I was wondering for a long time how stringent the requirements are to register a surgical device.
It is common knowledge that surgical devices only need to be tested for “Safety”. For example you need to prove that a surgical device does not explode or go up in flames all by itself in theatre. Safety in this context does not necessarily mean “safe for patients beyond the day of surgery”.
Safety is different from efficacy. Efficacy addresses if the surgical devices actually does what it promises. An adhesion barrier to prevent the formation of adhesions; a haemostatic agent to stop bleeding, etc.
As surgeons we normally assume that devices such as adhesion barriers, haemostatic agents, mesh or sutures will need to prove that they are safe for patients and actually work; we assume that they are tested prior to being used on real patients. The actual fact is that many of these devices are not tested at all. They are not tested because there are no legal requirements for them to be tested.
There is no need for an adhesion barrier to prove that it prevents adhesion formation. It would even be possible that an adhesion barrier actually increases the formation of adhesions and cause actual harm to patients.
There is no need for haemostatic agents to prove that they stop bleeding. It would even be possible that a “haemostatic” agent has no effect whatsoever. It is even possible that the “haemostatic” agent causes adverse events to the patient and no one would pick it up.
There is no need for a mesh to prove that it strengthens human tissues. It is even possible that meshes cause harm, erode into human tissues and cause adverse effects on those patients who had it implanted.
There is no need for a new suture to prove that it holds tissues together. It would be even possible that the new suture does harm to patients but no one would pick it up.
The new suture – like any “novel” device – only needs to prove that it is strikingly similar to what is registered at present already. The new suture does not need to prove that it is better than the suture we use at present. Companies will claim it is (far) better – but that is only a claim made by Reps to surgeons. In order to avoid clinical testing the official claim to TGA is that it is “equivalent” and “strikingly similar”. So far, this is the Australian situation.
The editor of the BMJ together with a journalist from the Daily Telegraph set out to test Europe’s system to register new surgical devices.
For the sake of this experiment they invented a fake hip prosthesis that only existed on paper. It was modelled on a prosthesis that was one of the biggest surgical disasters in orthopaedic surgery history. A prostheses that had to be recalled from market and legal action apparently is pending.
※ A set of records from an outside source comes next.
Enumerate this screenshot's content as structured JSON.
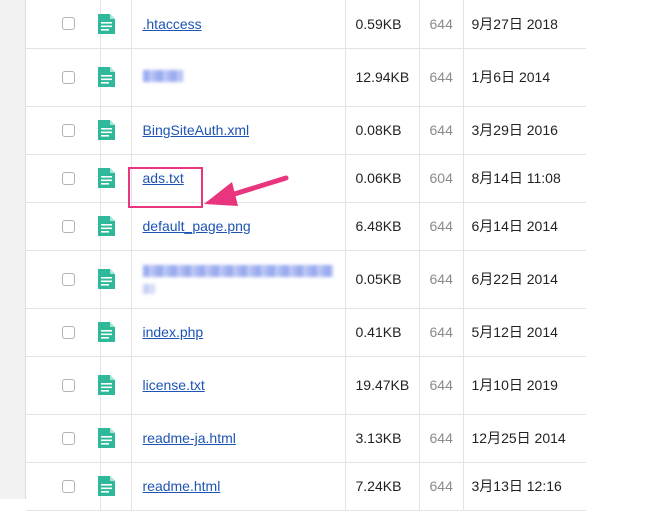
{
  "files": [
    {
      "name": ".htaccess",
      "obscured": false,
      "size": "0.59KB",
      "size_wrapped": false,
      "perm": "644",
      "date": "9月27日 2018"
    },
    {
      "name": "",
      "obscured": true,
      "size": "12.94KB",
      "size_wrapped": true,
      "perm": "644",
      "date": "1月6日 2014"
    },
    {
      "name": "BingSiteAuth.xml",
      "obscured": false,
      "size": "0.08KB",
      "size_wrapped": false,
      "perm": "644",
      "date": "3月29日 2016"
    },
    {
      "name": "ads.txt",
      "obscured": false,
      "size": "0.06KB",
      "size_wrapped": false,
      "perm": "604",
      "date": "8月14日 11:08",
      "highlighted": true
    },
    {
      "name": "default_page.png",
      "obscured": false,
      "size": "6.48KB",
      "size_wrapped": false,
      "perm": "644",
      "date": "6月14日 2014"
    },
    {
      "name": "",
      "obscured": true,
      "size": "0.05KB",
      "size_wrapped": false,
      "perm": "644",
      "date": "6月22日 2014"
    },
    {
      "name": "index.php",
      "obscured": false,
      "size": "0.41KB",
      "size_wrapped": false,
      "perm": "644",
      "date": "5月12日 2014"
    },
    {
      "name": "license.txt",
      "obscured": false,
      "size": "19.47KB",
      "size_wrapped": true,
      "perm": "644",
      "date": "1月10日 2019"
    },
    {
      "name": "readme-ja.html",
      "obscured": false,
      "size": "3.13KB",
      "size_wrapped": false,
      "perm": "644",
      "date": "12月25日 2014"
    },
    {
      "name": "readme.html",
      "obscured": false,
      "size": "7.24KB",
      "size_wrapped": false,
      "perm": "644",
      "date": "3月13日 12:16"
    }
  ],
  "colors": {
    "link": "#1e54b3",
    "icon": "#2fb89a",
    "annotation": "#e8357d",
    "permission_text": "#8a8a8a"
  },
  "icons": {
    "file": "file-document-icon",
    "annotation": "arrow-pointer-icon"
  }
}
For the sake of this experiment the two authors claimed to have set up a company (in reality that company was never registered anywhere) and created a (pretend) fake hip prosthesis (that was never created) solely on paper.
The team of authors obtained quotes from European “notified bodies”, which are in charge of registering surgical devices in Europe. At the time there were approximately 70 such notified bodies, many of them have set up a practice in former Eastern Europe.
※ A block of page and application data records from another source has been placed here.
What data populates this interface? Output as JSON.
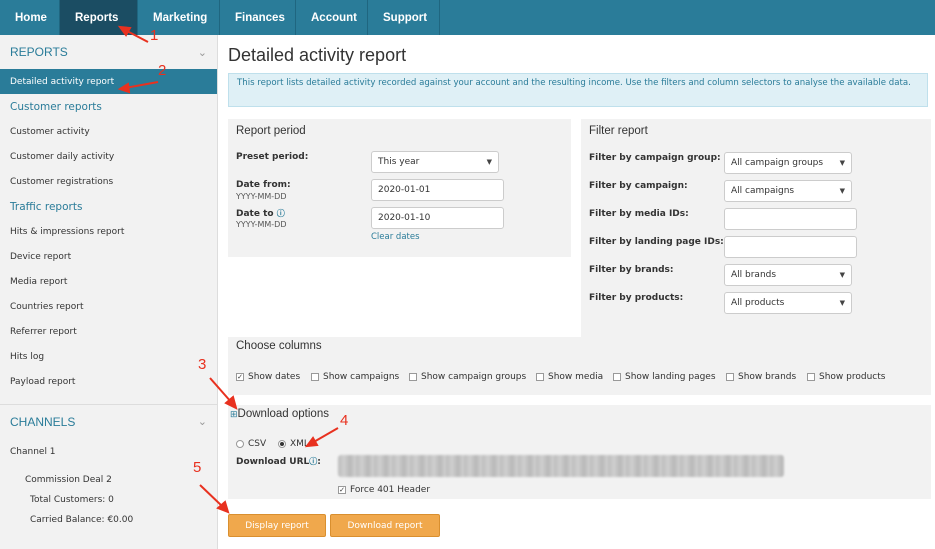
{
  "nav": {
    "tabs": [
      "Home",
      "Reports",
      "Marketing",
      "Finances",
      "Account",
      "Support"
    ]
  },
  "sidebar": {
    "reports_heading": "REPORTS",
    "active_item": "Detailed activity report",
    "customer_heading": "Customer reports",
    "customer_items": [
      "Customer activity",
      "Customer daily activity",
      "Customer registrations"
    ],
    "traffic_heading": "Traffic reports",
    "traffic_items": [
      "Hits & impressions report",
      "Device report",
      "Media report",
      "Countries report",
      "Referrer report",
      "Hits log",
      "Payload report"
    ],
    "channels_heading": "CHANNELS",
    "channel_name": "Channel 1",
    "deal_name": "Commission Deal 2",
    "total_customers": "Total Customers: 0",
    "carried_balance": "Carried Balance: €0.00"
  },
  "page": {
    "title": "Detailed activity report",
    "info": "This report lists detailed activity recorded against your account and the resulting income. Use the filters and column selectors to analyse the available data."
  },
  "period": {
    "title": "Report period",
    "preset_label": "Preset period:",
    "preset_value": "This year",
    "from_label": "Date from:",
    "from_hint": "YYYY-MM-DD",
    "from_value": "2020-01-01",
    "to_label": "Date to",
    "to_hint": "YYYY-MM-DD",
    "to_value": "2020-01-10",
    "clear": "Clear dates"
  },
  "filter": {
    "title": "Filter report",
    "group_label": "Filter by campaign group:",
    "group_value": "All campaign groups",
    "campaign_label": "Filter by campaign:",
    "campaign_value": "All campaigns",
    "media_label": "Filter by media IDs:",
    "landing_label": "Filter by landing page IDs:",
    "brands_label": "Filter by brands:",
    "brands_value": "All brands",
    "products_label": "Filter by products:",
    "products_value": "All products"
  },
  "columns": {
    "title": "Choose columns",
    "options": [
      "Show dates",
      "Show campaigns",
      "Show campaign groups",
      "Show media",
      "Show landing pages",
      "Show brands",
      "Show products"
    ]
  },
  "download": {
    "title": "Download options",
    "csv": "CSV",
    "xml": "XML",
    "url_label": "Download URL",
    "force_header": "Force 401 Header"
  },
  "buttons": {
    "display": "Display report",
    "download": "Download report"
  },
  "annotations": [
    "1",
    "2",
    "3",
    "4",
    "5"
  ],
  "colors": {
    "accent": "#2a7c99",
    "nav_active": "#1b4d63",
    "button": "#f0a84c",
    "annotation": "#e8311f"
  }
}
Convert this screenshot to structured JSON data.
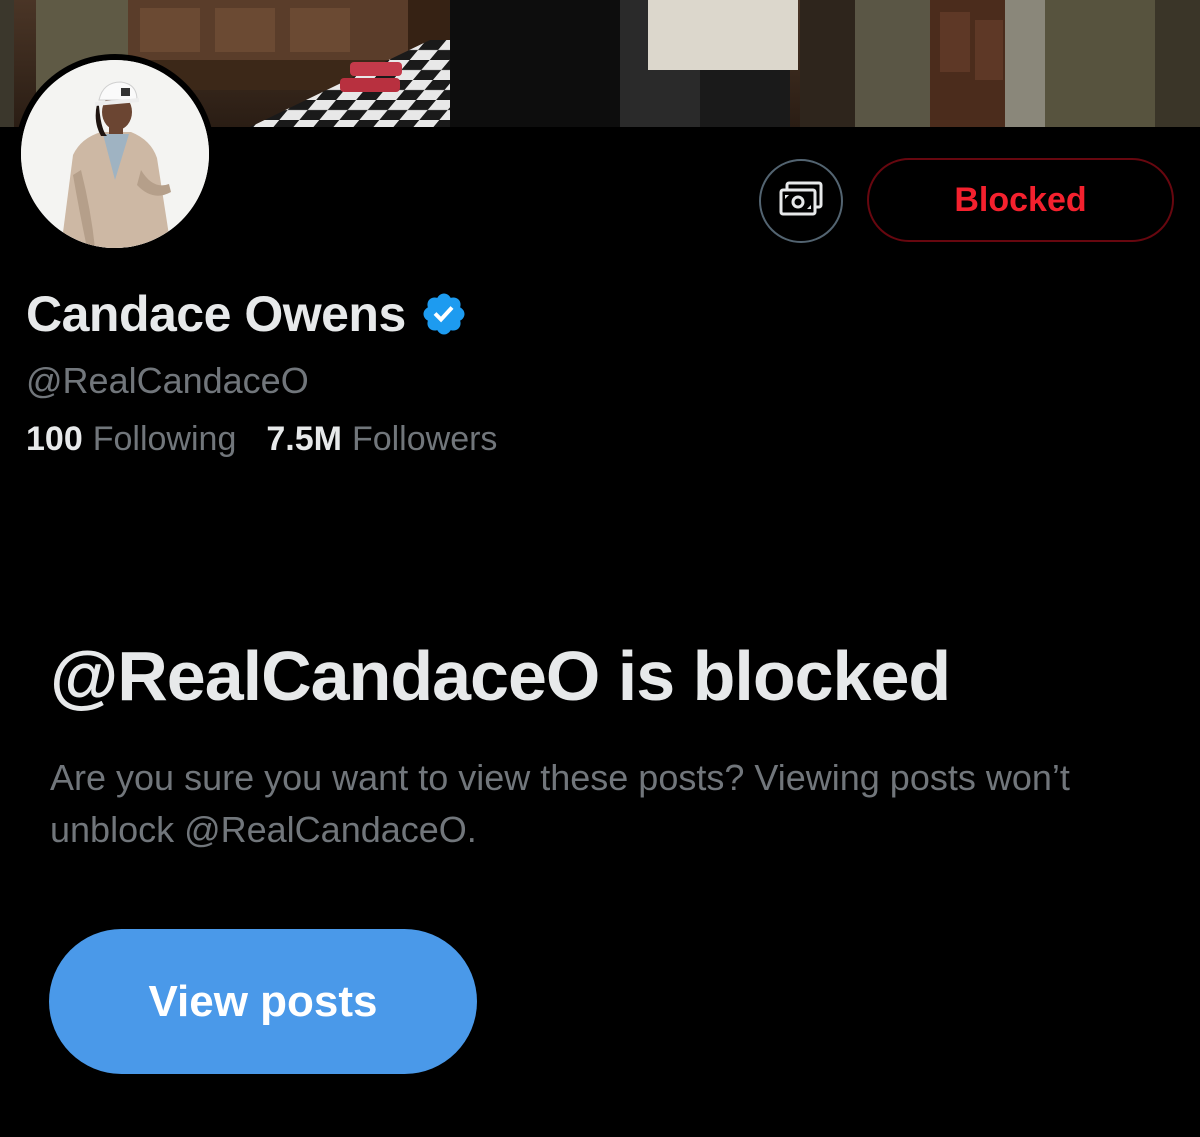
{
  "profile": {
    "display_name": "Candace Owens",
    "handle": "@RealCandaceO",
    "verified": true,
    "following_count": "100",
    "following_label": "Following",
    "followers_count": "7.5M",
    "followers_label": "Followers"
  },
  "actions": {
    "tip_icon": "money-icon",
    "blocked_label": "Blocked"
  },
  "blocked_notice": {
    "title": "@RealCandaceO is blocked",
    "description": "Are you sure you want to view these posts? Viewing posts won’t unblock @RealCandaceO.",
    "view_posts_label": "View posts"
  },
  "colors": {
    "background": "#000000",
    "primary_text": "#e7e9ea",
    "secondary_text": "#71767b",
    "blocked_red": "#f4212e",
    "accent_blue": "#4a99e9",
    "verified_blue": "#1d9bf0"
  }
}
Those companies seem to compete for business with each other. Registering as quickly as possible with the least inconvenient enquiries, detailed paperwork, at the lowest cost differentiates those notified bodies. These companies proud themselves that no surgical device has ever been refused registration and all surgical devices applying for certification get through the approval process.
It is obvious that the standards of registrations vary. The fake hip prosthesis got registered without hassles. No one ever needed to show the actual prosthesis, confirm that it actually existed or show any data confirming its safety to patients or even that it has been tested in any way.
No original studies had to be completed about its potential for adverse effects, infection rates, levels of metal ions in the body, etc. prior to use in humans.
Apparently the European Certificate is critical to companies for an application to the Australian TGA. In Europe, the US or in Australia surgical devices do not need to prove their efficacy. Until efficacy data become available, patients have no chance knowing how safe surgical prosthesis and devices are that we as surgeons introduce into our patients pelvis.
Class action against surgical corporates will be the logical consequence of not testing surgical devices properly or suppressing inconvenient test results obtained in properly conducted test series.